*REQUIRED ACTION*: Where the string "screenshot" appears in a line of the data, show that line.

*RECORDS SUPPLIED*:
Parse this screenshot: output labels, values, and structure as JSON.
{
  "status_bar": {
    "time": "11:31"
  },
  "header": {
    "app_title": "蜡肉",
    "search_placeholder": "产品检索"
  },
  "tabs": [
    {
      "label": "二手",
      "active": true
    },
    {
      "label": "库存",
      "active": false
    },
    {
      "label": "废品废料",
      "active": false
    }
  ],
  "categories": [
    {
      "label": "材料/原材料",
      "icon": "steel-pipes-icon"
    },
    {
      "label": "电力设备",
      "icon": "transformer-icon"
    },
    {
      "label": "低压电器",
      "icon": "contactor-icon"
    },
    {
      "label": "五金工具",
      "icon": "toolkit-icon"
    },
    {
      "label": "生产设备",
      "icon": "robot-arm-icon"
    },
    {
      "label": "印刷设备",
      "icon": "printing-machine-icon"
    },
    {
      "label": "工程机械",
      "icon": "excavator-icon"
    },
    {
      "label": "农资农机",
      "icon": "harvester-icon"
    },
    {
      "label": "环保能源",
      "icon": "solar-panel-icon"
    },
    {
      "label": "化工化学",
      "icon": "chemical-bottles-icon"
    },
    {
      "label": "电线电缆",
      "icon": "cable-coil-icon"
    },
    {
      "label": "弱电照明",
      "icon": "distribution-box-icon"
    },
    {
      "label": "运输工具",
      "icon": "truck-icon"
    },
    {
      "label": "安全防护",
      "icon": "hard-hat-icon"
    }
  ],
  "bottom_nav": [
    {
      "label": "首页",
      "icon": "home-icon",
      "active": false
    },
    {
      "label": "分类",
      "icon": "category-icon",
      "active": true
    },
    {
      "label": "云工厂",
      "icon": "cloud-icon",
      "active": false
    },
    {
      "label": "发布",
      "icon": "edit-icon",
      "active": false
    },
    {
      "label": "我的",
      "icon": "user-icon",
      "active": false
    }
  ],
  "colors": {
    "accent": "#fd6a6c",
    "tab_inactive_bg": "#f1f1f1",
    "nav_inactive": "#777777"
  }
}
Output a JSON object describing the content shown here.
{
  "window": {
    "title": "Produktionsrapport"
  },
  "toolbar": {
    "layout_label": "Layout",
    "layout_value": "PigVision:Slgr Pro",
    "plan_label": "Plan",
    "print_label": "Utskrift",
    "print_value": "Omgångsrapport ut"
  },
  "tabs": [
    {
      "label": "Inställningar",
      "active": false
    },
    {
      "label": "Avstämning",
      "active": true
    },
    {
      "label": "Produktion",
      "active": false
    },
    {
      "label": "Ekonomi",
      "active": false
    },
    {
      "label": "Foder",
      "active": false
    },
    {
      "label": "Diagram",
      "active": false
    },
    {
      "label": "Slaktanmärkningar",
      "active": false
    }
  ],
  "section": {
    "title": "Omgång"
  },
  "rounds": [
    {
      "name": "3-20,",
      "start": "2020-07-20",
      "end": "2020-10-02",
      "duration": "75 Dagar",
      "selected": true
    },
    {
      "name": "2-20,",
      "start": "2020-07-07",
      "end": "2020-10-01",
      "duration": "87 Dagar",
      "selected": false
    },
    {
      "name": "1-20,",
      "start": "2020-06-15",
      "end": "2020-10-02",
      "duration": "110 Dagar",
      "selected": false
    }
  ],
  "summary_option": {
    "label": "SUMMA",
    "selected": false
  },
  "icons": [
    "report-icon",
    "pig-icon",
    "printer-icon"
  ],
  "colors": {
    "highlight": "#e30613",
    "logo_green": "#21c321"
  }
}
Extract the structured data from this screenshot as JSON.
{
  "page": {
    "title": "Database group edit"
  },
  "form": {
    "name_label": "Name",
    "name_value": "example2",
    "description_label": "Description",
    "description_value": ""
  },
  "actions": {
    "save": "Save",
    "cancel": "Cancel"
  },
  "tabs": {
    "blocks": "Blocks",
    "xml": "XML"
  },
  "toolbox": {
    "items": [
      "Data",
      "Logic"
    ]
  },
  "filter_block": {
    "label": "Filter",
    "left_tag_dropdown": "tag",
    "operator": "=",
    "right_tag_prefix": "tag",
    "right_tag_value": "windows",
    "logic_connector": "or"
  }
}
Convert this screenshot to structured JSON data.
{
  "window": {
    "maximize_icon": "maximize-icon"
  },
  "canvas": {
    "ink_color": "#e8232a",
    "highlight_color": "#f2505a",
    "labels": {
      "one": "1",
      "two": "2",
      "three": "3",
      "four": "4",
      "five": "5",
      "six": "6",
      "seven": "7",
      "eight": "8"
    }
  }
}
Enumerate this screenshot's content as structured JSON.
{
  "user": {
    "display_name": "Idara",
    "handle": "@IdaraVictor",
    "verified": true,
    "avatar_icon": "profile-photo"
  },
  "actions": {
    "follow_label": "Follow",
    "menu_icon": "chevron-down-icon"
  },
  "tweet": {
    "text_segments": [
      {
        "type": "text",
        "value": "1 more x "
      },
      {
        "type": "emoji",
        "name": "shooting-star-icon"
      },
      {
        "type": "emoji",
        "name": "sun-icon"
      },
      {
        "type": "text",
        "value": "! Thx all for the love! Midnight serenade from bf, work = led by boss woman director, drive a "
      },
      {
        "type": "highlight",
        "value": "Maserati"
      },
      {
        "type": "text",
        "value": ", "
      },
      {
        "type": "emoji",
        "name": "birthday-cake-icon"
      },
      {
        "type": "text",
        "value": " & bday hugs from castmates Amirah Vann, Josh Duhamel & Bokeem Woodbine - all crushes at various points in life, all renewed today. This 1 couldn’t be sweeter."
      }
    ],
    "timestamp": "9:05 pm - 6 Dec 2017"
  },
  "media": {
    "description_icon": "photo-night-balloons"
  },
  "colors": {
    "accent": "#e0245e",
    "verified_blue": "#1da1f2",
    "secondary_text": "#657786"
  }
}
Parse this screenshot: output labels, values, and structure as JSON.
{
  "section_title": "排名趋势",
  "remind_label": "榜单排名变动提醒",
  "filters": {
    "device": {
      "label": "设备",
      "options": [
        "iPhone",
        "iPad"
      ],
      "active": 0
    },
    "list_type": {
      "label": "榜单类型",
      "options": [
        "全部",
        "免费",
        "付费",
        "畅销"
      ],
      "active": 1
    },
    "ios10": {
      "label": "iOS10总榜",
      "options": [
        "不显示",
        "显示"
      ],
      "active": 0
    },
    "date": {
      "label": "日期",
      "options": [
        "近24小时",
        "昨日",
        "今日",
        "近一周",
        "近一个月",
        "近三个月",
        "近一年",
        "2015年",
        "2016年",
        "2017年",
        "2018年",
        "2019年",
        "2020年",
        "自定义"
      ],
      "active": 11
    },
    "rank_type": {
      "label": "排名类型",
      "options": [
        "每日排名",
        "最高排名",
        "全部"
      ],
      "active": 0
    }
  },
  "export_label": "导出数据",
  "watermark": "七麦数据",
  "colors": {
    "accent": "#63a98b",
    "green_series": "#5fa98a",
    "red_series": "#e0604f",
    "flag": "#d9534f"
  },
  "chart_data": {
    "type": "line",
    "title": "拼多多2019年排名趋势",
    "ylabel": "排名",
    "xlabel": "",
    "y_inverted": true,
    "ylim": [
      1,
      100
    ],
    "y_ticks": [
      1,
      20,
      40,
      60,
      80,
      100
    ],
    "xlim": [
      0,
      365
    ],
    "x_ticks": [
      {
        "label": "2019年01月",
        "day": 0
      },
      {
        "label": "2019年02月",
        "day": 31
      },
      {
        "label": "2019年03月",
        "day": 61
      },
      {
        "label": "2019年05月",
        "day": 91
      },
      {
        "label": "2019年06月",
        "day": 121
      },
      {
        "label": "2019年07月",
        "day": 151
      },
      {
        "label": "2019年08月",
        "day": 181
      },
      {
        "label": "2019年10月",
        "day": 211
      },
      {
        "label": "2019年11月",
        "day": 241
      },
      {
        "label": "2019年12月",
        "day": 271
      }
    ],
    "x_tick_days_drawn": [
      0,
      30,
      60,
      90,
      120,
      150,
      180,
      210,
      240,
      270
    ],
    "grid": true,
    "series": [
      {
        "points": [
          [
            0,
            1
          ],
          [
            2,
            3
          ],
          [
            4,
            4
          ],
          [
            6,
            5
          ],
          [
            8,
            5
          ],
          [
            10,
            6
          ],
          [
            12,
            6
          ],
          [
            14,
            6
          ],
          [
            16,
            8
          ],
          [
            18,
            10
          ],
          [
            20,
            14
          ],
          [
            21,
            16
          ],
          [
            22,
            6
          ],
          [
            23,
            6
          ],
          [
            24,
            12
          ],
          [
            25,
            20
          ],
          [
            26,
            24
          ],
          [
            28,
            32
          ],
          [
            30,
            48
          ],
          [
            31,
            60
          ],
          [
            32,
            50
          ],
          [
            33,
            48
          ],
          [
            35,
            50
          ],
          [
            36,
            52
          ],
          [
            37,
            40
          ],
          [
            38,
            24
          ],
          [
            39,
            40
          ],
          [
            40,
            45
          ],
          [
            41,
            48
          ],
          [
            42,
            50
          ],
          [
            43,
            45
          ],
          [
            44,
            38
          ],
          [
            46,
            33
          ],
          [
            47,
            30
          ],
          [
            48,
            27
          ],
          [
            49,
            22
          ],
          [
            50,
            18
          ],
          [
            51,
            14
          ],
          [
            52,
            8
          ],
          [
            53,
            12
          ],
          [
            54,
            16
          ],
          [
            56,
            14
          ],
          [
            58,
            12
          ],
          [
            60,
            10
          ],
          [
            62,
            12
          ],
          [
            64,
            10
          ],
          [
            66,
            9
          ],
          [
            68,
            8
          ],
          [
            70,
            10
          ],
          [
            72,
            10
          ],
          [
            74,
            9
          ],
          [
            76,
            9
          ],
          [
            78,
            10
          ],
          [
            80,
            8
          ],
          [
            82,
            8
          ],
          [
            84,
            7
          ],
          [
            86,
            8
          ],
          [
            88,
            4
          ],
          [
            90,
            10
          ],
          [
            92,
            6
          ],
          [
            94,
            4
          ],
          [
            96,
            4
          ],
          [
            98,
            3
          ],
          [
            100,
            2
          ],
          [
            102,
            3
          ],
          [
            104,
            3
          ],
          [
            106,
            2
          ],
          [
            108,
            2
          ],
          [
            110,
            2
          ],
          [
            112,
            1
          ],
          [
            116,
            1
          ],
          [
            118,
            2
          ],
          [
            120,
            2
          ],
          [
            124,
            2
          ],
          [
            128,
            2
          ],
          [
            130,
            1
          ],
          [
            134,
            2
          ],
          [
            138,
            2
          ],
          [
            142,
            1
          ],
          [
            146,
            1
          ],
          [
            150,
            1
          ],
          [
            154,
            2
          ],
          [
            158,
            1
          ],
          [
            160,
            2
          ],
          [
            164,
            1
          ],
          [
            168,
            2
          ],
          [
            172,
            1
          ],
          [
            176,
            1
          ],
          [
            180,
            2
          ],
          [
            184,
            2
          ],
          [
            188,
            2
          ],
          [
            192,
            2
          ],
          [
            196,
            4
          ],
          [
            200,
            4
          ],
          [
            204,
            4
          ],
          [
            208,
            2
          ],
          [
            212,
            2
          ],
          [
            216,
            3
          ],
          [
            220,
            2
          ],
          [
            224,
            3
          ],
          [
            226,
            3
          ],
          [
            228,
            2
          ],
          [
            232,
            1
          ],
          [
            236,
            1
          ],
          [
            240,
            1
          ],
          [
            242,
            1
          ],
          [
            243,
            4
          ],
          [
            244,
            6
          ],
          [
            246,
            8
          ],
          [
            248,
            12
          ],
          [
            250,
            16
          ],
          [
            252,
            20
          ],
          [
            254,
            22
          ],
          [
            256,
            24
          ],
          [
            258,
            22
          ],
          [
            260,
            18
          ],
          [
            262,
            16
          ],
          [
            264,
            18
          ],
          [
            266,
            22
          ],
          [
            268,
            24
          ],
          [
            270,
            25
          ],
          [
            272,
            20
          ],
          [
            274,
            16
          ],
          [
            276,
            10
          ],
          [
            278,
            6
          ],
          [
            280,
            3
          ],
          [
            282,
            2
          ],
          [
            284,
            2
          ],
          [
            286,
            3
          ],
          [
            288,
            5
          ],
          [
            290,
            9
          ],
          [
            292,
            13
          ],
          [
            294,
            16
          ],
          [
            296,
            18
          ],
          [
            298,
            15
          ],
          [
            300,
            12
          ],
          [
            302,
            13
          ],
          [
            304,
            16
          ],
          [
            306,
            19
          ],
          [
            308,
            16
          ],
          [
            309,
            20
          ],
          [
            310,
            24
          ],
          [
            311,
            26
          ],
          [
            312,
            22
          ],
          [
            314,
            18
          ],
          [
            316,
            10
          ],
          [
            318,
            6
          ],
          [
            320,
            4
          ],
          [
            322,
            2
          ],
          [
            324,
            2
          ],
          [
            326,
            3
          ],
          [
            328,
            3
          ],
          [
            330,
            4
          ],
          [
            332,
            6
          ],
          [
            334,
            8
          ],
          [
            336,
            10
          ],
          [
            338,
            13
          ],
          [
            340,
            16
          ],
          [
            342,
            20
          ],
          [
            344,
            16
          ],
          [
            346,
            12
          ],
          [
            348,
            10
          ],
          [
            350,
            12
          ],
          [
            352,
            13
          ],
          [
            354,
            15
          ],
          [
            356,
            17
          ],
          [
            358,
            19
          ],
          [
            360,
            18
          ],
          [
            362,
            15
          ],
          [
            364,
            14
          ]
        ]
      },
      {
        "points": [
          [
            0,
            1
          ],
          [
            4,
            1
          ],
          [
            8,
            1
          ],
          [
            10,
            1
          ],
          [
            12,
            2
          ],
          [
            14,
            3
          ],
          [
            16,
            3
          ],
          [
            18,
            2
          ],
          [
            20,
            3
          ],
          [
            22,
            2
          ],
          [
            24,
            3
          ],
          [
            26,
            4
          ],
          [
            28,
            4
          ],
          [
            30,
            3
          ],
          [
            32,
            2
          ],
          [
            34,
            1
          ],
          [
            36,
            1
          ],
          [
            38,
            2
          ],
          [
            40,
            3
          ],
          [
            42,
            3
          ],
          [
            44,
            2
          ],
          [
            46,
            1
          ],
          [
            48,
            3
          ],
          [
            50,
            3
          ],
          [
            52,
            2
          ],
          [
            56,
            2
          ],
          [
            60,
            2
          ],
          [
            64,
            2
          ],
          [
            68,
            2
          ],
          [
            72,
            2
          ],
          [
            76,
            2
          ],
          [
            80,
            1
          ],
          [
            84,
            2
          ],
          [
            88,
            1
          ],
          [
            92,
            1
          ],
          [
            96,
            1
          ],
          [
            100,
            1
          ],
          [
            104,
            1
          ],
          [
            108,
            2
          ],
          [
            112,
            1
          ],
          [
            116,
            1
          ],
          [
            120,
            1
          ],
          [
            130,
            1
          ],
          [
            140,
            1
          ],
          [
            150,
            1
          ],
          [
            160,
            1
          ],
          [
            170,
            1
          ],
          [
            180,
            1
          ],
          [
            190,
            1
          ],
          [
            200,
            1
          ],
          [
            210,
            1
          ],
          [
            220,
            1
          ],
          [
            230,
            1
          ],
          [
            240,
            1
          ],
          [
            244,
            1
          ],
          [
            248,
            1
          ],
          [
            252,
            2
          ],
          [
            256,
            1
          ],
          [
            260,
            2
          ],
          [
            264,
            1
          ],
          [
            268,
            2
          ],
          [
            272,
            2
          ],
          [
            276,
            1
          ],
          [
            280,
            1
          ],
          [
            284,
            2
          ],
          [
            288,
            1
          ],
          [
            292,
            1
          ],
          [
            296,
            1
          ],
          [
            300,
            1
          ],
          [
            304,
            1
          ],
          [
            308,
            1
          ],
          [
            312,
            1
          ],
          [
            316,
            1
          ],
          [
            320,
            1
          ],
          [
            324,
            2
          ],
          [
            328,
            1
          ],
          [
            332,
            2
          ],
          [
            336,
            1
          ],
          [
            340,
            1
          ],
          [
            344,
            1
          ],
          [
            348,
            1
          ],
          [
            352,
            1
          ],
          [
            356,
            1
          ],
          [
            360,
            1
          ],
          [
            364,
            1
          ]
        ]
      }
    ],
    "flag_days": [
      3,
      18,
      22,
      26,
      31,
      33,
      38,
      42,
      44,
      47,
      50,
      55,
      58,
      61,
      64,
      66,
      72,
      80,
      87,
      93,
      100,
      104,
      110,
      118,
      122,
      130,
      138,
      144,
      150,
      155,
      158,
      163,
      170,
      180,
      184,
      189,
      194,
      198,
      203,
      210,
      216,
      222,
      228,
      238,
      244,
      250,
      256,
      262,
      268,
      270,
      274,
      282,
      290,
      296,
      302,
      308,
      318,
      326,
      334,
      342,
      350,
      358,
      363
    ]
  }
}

*EXERCISE SOLUTION*:
Parse this screenshot: output labels, values, and structure as JSON.
Extract the structured data from this screenshot as JSON.
Convert this screenshot to structured JSON data.
Enumerate this screenshot's content as structured JSON.
Parse this screenshot: output labels, values, and structure as JSON.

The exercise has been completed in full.